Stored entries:
- Opening Delimiter -
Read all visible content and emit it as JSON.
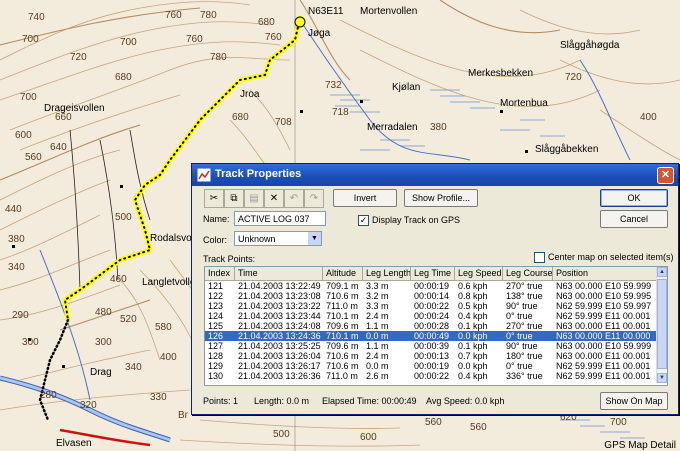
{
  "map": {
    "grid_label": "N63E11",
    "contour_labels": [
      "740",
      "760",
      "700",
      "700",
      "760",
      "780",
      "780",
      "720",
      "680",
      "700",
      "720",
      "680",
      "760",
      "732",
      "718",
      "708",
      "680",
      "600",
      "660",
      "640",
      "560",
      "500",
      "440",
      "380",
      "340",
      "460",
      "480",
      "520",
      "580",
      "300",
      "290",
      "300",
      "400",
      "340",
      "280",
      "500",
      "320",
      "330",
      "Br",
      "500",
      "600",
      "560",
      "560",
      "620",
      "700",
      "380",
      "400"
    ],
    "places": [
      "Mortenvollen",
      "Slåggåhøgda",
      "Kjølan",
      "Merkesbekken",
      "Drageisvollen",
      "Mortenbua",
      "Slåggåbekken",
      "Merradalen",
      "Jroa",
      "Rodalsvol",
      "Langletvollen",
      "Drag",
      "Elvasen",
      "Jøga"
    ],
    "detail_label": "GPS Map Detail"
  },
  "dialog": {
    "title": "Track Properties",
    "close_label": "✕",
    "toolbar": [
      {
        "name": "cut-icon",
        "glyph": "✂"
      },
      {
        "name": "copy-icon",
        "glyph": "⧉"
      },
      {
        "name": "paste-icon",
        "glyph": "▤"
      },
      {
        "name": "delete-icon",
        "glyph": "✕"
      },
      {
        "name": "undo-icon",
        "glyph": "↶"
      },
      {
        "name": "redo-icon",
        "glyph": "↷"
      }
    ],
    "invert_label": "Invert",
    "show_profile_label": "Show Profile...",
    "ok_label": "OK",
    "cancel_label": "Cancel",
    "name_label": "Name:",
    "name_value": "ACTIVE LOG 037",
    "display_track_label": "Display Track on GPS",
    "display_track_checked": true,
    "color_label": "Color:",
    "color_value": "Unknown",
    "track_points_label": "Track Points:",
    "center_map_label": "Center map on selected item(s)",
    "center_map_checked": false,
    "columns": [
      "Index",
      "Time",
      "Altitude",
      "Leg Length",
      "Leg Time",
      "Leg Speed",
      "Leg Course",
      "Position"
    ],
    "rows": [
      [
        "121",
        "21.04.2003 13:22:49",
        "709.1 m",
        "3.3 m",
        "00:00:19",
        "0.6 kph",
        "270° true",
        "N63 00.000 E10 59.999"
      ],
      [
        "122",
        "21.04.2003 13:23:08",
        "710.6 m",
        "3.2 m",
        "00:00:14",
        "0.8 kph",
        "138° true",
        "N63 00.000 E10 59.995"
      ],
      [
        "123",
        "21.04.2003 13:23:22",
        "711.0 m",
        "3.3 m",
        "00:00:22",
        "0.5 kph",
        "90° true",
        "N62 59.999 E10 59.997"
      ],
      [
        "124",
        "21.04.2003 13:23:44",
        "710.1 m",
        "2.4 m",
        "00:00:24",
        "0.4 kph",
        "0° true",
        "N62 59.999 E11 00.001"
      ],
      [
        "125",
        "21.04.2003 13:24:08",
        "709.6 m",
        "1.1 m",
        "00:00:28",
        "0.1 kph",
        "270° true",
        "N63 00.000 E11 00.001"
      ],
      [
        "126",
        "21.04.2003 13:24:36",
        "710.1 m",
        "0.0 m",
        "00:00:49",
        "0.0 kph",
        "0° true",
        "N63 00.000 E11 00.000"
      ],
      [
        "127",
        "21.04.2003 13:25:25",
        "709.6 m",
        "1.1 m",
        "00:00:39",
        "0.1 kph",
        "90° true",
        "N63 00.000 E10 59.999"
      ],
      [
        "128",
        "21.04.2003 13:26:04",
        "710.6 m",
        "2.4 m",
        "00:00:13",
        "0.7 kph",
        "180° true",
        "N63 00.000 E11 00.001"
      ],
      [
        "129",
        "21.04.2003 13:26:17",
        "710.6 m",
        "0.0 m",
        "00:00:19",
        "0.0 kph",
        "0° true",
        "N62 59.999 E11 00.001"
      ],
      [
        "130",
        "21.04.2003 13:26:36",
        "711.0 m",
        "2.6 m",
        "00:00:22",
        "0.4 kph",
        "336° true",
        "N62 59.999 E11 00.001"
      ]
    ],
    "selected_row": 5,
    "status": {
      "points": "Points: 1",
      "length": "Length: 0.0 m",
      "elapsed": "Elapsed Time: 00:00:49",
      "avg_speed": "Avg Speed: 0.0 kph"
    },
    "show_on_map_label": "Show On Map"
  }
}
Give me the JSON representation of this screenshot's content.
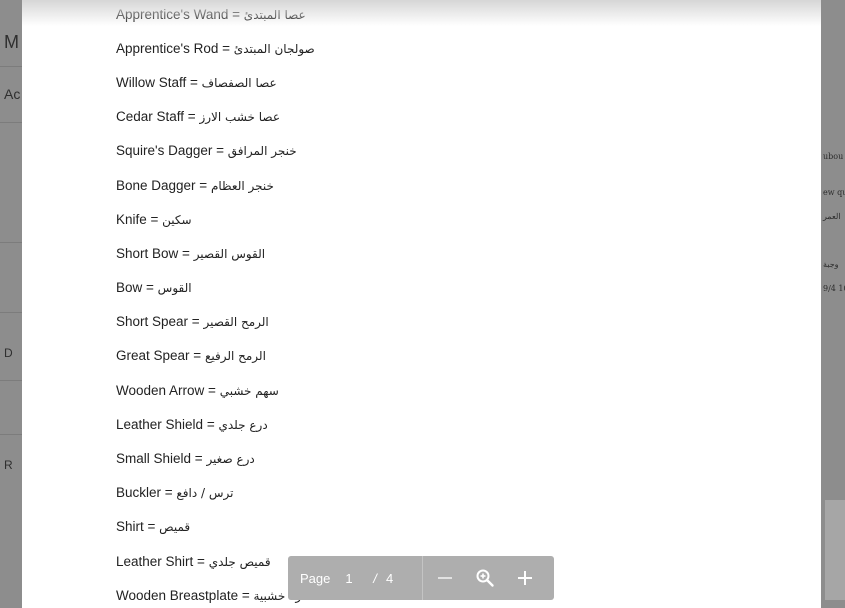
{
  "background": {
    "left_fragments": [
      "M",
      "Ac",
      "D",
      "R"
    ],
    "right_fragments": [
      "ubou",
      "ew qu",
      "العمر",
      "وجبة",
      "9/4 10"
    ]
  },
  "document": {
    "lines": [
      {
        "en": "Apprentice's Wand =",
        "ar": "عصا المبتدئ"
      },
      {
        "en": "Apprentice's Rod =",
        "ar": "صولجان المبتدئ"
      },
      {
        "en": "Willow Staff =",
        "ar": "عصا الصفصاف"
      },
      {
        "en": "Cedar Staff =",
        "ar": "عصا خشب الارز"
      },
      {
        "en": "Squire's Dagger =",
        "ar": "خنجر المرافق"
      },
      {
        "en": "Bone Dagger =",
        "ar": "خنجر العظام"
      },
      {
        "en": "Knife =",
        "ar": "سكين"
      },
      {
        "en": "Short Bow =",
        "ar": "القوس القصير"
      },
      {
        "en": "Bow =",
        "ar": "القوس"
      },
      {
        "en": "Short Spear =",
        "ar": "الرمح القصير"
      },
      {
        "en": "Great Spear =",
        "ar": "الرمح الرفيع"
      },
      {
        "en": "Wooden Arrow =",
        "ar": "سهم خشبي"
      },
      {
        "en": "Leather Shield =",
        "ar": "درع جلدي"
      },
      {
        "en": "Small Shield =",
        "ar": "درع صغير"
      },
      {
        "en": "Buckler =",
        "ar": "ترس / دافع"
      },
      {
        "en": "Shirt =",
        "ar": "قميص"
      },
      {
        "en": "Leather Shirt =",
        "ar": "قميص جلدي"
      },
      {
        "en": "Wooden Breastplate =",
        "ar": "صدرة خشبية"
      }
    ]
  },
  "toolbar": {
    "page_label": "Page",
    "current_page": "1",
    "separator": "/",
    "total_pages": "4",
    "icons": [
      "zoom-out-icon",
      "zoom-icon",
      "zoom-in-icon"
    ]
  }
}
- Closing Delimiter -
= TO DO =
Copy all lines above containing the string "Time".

= ANSWER BOX =
      "Time",
      "Leg Time",
      "elapsed": "Elapsed Time: 00:00:49",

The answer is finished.